▶ _WHAT IS BEING ASKED_:
Go through the entries and copy every line that has the string "count" in it.

▶ _EXCERPTED RECORDS_:
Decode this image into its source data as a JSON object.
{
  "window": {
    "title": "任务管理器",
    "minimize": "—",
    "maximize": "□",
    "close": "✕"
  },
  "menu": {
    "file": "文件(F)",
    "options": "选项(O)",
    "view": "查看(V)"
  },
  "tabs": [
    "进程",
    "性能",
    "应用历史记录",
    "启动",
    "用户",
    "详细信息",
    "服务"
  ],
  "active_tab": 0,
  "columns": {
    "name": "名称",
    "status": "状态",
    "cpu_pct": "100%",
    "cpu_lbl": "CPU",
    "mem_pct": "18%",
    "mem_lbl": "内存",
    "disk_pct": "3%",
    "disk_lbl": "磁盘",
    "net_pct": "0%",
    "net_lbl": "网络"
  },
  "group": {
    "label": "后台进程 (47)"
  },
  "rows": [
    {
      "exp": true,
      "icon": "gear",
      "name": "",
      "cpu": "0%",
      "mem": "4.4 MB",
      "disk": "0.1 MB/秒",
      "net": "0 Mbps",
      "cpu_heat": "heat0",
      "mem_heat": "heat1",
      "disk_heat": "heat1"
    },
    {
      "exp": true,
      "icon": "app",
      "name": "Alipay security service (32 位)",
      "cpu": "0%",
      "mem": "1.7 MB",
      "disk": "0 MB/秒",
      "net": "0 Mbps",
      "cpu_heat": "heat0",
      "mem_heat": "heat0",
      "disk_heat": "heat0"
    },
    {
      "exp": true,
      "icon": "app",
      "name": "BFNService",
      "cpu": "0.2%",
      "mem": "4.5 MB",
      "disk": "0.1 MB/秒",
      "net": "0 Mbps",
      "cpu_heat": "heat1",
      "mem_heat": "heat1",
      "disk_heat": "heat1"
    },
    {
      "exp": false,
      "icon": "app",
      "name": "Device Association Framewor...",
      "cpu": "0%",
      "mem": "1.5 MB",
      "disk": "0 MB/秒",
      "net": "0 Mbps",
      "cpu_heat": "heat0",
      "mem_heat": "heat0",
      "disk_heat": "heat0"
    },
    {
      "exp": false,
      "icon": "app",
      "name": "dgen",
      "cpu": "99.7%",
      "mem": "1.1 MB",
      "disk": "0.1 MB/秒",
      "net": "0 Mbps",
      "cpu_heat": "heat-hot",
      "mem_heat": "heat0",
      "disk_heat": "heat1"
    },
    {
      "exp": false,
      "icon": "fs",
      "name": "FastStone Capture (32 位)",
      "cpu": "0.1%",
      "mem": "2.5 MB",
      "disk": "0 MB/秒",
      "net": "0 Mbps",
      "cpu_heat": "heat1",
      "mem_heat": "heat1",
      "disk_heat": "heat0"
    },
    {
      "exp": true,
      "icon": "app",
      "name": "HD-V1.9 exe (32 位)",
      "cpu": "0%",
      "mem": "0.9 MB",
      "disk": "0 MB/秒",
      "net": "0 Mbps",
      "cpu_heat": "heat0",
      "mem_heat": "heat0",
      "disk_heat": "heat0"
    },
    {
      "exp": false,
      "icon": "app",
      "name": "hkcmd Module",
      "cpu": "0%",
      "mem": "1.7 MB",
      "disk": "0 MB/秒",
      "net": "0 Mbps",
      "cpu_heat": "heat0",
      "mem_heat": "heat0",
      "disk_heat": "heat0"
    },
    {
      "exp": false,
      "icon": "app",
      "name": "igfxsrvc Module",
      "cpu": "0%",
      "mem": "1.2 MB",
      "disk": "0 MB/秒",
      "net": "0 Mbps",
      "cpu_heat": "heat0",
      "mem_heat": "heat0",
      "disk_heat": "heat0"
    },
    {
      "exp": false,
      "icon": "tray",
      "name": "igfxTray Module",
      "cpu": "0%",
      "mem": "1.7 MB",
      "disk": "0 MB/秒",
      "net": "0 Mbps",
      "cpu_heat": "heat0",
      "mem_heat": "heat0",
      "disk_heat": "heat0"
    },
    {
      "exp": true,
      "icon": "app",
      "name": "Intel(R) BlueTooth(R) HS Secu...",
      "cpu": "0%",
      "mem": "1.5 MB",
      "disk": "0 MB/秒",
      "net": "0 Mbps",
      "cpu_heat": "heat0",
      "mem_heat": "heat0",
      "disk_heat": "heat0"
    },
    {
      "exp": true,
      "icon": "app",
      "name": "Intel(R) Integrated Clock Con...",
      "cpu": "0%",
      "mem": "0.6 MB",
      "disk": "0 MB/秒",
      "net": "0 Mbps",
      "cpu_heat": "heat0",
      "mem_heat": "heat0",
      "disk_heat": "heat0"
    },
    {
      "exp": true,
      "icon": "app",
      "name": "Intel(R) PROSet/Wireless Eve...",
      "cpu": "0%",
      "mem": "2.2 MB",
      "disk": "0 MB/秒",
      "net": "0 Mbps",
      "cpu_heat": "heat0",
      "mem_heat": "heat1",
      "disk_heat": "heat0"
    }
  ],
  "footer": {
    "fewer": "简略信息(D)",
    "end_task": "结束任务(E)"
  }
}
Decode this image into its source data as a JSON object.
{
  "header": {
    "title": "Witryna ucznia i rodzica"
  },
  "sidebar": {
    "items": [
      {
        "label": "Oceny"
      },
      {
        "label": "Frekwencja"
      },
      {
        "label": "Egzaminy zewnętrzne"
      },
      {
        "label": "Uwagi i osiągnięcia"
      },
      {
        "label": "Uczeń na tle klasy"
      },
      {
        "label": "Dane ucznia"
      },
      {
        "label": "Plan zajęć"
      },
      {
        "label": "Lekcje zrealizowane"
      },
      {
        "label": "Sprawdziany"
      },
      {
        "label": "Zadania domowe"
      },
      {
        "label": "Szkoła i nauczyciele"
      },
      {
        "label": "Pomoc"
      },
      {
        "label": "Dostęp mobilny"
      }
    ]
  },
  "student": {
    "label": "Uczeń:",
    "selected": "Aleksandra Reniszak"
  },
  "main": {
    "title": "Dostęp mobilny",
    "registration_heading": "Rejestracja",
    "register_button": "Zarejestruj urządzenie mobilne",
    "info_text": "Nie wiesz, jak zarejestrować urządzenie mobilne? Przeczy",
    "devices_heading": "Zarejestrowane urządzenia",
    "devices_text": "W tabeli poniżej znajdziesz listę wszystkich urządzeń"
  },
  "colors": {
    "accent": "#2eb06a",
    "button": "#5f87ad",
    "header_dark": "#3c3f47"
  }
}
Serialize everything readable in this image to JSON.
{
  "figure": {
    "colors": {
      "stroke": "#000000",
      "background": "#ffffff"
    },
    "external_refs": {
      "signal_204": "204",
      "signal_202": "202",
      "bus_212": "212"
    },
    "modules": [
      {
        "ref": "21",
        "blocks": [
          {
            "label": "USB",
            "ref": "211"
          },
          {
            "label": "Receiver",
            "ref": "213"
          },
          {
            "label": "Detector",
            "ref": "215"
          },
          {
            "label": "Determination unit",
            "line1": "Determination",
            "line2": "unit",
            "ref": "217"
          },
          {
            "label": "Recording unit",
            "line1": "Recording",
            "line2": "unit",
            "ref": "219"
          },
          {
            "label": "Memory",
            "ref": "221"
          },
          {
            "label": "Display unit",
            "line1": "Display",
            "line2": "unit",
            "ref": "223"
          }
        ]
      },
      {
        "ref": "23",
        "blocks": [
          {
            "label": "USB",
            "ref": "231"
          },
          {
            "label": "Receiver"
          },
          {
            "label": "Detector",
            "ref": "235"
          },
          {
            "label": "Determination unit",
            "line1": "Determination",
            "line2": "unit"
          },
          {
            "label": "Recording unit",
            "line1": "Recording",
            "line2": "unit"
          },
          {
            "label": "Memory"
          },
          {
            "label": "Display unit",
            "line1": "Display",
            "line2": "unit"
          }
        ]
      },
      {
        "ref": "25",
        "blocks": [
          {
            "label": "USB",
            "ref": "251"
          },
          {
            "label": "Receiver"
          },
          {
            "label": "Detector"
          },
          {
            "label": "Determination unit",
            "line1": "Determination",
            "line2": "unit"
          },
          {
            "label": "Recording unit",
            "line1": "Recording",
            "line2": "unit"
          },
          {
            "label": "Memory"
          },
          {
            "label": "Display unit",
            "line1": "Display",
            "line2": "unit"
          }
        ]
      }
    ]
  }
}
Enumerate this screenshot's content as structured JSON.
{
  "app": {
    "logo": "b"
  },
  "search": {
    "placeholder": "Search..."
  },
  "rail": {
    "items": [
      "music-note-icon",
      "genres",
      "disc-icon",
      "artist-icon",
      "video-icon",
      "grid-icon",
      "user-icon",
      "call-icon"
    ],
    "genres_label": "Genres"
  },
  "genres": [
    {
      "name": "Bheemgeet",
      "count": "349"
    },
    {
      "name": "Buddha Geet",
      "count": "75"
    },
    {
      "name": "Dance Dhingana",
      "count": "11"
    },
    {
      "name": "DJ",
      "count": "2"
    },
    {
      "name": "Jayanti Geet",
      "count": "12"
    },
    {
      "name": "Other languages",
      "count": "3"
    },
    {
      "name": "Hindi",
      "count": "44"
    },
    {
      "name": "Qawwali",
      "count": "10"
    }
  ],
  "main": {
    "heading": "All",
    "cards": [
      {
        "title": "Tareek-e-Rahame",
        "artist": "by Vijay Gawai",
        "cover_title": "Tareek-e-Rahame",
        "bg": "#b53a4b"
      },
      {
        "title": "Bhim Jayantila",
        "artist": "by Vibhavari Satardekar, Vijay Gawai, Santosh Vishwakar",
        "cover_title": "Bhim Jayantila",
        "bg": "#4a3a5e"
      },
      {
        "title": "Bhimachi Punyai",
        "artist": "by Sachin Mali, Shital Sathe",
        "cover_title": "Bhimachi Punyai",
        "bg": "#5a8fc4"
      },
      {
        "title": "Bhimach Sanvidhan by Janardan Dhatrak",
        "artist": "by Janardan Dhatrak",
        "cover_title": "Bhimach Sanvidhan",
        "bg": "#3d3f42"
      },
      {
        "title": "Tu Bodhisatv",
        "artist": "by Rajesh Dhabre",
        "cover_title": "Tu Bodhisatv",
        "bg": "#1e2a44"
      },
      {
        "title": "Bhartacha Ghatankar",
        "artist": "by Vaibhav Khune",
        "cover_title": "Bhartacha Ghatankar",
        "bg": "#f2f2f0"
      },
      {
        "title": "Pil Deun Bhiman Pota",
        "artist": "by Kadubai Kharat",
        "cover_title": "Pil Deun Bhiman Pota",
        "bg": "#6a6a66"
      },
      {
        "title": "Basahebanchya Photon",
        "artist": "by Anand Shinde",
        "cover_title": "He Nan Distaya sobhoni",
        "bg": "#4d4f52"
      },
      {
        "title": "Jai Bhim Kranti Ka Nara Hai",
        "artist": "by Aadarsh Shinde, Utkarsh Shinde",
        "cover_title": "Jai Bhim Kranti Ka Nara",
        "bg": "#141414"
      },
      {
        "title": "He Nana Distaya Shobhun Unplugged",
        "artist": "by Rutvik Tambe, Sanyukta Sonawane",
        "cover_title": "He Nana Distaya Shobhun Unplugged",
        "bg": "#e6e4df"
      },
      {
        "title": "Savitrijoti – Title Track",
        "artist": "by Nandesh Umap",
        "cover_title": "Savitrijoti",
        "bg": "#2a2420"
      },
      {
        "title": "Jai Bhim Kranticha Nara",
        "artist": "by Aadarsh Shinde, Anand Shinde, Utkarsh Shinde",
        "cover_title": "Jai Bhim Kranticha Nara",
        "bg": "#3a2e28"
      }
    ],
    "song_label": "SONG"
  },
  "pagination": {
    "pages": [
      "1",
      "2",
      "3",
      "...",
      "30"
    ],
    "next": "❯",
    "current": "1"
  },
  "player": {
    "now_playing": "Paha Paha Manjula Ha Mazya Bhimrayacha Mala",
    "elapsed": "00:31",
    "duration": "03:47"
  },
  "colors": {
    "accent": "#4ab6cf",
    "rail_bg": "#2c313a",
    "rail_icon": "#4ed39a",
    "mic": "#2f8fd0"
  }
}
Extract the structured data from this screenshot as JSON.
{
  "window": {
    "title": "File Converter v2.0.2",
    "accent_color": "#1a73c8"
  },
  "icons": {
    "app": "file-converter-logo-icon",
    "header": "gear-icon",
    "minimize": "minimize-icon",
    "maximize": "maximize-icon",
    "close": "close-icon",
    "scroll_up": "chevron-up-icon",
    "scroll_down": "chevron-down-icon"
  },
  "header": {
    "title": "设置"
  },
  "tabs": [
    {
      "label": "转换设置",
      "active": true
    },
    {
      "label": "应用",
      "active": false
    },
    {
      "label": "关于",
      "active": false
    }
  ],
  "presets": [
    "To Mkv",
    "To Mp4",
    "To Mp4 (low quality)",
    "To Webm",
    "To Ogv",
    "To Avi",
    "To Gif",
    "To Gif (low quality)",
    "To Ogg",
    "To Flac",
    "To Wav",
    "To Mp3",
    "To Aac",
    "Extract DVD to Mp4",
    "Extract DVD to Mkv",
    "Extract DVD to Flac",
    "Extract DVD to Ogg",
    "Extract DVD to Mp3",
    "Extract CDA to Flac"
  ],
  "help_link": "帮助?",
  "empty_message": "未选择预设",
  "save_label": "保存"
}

▶ _PROBLEM SOLUTION_:
      "count": "349"
      "count": "75"
      "count": "11"
      "count": "2"
      "count": "12"
      "count": "3"
      "count": "44"
      "count": "10"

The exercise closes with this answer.